Cleveland talked of how she worked with him repeatedly on his oral book reports, which helped him overcome his fears of speaking in front of others. Cleveland has since routinely been making public presentations in his career in law enforcement as well as instructing criminal justice and mortuary science courses, he said. Also, Frulla corrected Cleveland’s Master’s Degree thesis, he added.
“I know she profoundly effected me and I know she did with many others too,” he said, noting she’d likely been a inspiration to thousands of students.
“She was a person of boundless energy, a mentor and a leader,” he said.
Teresa Whalen, a founder of Warrensburgh Beautification, noted that Frulla was dedicated to preserving Warrensburg’s historic buildings and promoting public appreciation for their architecture.
“An outspoken advocate, Jean created fun, educational opportunities for our youth to embrace our past and appreciate our historic resources,” she said.
Whalen said she provided valuable assistance, particularly in the 1980s and 1990s, in inventorying the town’s historic resources, and she worked over two decades to help get the Warrensburgh Mills Historic District officially named to the National Register of Historic Places.
“Jean was the Susan B. Anthony for the cause of architectural preservation in our community,” Whalen said.

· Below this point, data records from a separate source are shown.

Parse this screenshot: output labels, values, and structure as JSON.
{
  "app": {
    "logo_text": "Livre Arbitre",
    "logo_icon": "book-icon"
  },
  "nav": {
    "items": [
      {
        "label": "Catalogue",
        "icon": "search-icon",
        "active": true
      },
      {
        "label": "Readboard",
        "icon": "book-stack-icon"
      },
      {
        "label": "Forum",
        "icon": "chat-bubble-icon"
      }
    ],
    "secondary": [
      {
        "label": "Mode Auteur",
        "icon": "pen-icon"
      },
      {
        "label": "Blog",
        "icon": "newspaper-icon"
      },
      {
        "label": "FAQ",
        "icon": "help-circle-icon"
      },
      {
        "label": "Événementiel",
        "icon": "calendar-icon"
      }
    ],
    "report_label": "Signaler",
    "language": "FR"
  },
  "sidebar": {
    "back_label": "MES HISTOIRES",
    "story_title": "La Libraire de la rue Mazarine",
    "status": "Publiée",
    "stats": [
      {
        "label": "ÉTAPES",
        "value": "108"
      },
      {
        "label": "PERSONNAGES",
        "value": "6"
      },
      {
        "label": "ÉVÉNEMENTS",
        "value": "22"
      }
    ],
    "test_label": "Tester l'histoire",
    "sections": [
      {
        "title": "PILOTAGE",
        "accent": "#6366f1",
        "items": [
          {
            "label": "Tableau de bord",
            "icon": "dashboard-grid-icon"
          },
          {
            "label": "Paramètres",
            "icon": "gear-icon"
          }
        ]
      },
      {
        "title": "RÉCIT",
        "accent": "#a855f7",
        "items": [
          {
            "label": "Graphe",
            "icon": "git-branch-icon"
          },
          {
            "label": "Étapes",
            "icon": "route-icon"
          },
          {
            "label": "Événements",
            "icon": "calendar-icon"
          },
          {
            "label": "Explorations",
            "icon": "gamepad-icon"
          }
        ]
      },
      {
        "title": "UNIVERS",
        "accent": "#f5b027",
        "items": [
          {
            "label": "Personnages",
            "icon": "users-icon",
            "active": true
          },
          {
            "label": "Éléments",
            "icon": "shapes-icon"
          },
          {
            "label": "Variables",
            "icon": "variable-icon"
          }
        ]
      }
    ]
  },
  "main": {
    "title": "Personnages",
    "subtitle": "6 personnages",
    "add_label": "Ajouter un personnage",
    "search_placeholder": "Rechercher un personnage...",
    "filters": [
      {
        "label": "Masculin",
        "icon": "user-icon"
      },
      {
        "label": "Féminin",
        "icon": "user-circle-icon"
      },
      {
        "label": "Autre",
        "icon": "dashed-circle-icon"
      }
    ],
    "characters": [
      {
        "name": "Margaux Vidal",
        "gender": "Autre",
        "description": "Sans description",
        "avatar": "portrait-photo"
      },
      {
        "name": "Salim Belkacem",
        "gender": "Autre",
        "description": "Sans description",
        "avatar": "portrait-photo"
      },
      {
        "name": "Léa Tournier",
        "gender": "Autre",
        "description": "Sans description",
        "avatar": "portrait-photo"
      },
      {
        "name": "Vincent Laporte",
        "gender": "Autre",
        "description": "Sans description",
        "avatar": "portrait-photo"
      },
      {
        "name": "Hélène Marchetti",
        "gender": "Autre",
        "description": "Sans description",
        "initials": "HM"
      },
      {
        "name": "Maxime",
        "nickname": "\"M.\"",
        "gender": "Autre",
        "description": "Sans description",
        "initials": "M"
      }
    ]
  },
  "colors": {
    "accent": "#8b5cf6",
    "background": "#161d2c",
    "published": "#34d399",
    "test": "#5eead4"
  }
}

In his remembrances, David Frulla, son of Jean and Rino, paid tribute for the community of Warrensburg, particularly those who reached out to the couple in their later years.
“No one ever said no,” he remarked. “Mom, sorry I used a double negative,” he added with a smile.
Jean Frulla taught high school English from 1949 to 1990 at Warrensburg High. She mentored student activities, including drama programs, the student newspaper, the National Honor Society chapter, and class trips. During her career, she was honored by the New York State English Council — chosen among thousands of teachers from elementary through college level — as a Teacher of Excellence.
Town Museum of History Director Steve Parisi also wrote this week in an email that Jean Frulla was a leader in the effort to preserve and appreciate local historic buildings. He observed she was a founding member of the Warrensburgh Historical Society, and had guided a class project in creating a video of the Emerson Sawmill, for generations a treasured landmark. He continued that Frulla also made the first and largest contribution towards professional restoration of the 1976 Bicentennial Mural on the exterior wall of the museum.
“Jean Frulla set an example and left an indelible mark on historic preservation efforts in the town of Warrensburg,” Parisi wrote.
United Methodist Pastor Stephen Andrews said Frulla had a positive effect on generations of students through her admirable values.
“She led a wonderful life,” he said. “She has touched all of us in one way or another.”
Cleveland offered a similar thought.
“Her life is a living legacy — we will not forget her”
Alexander Funeral Home handled the arrangements. For online guestbook, or to express condolences, visit www.alexanderfh.net. Expressions of sympathy may take the form of donations in Jean’s name to the building fund of Richards Library, for which she served as a trustee.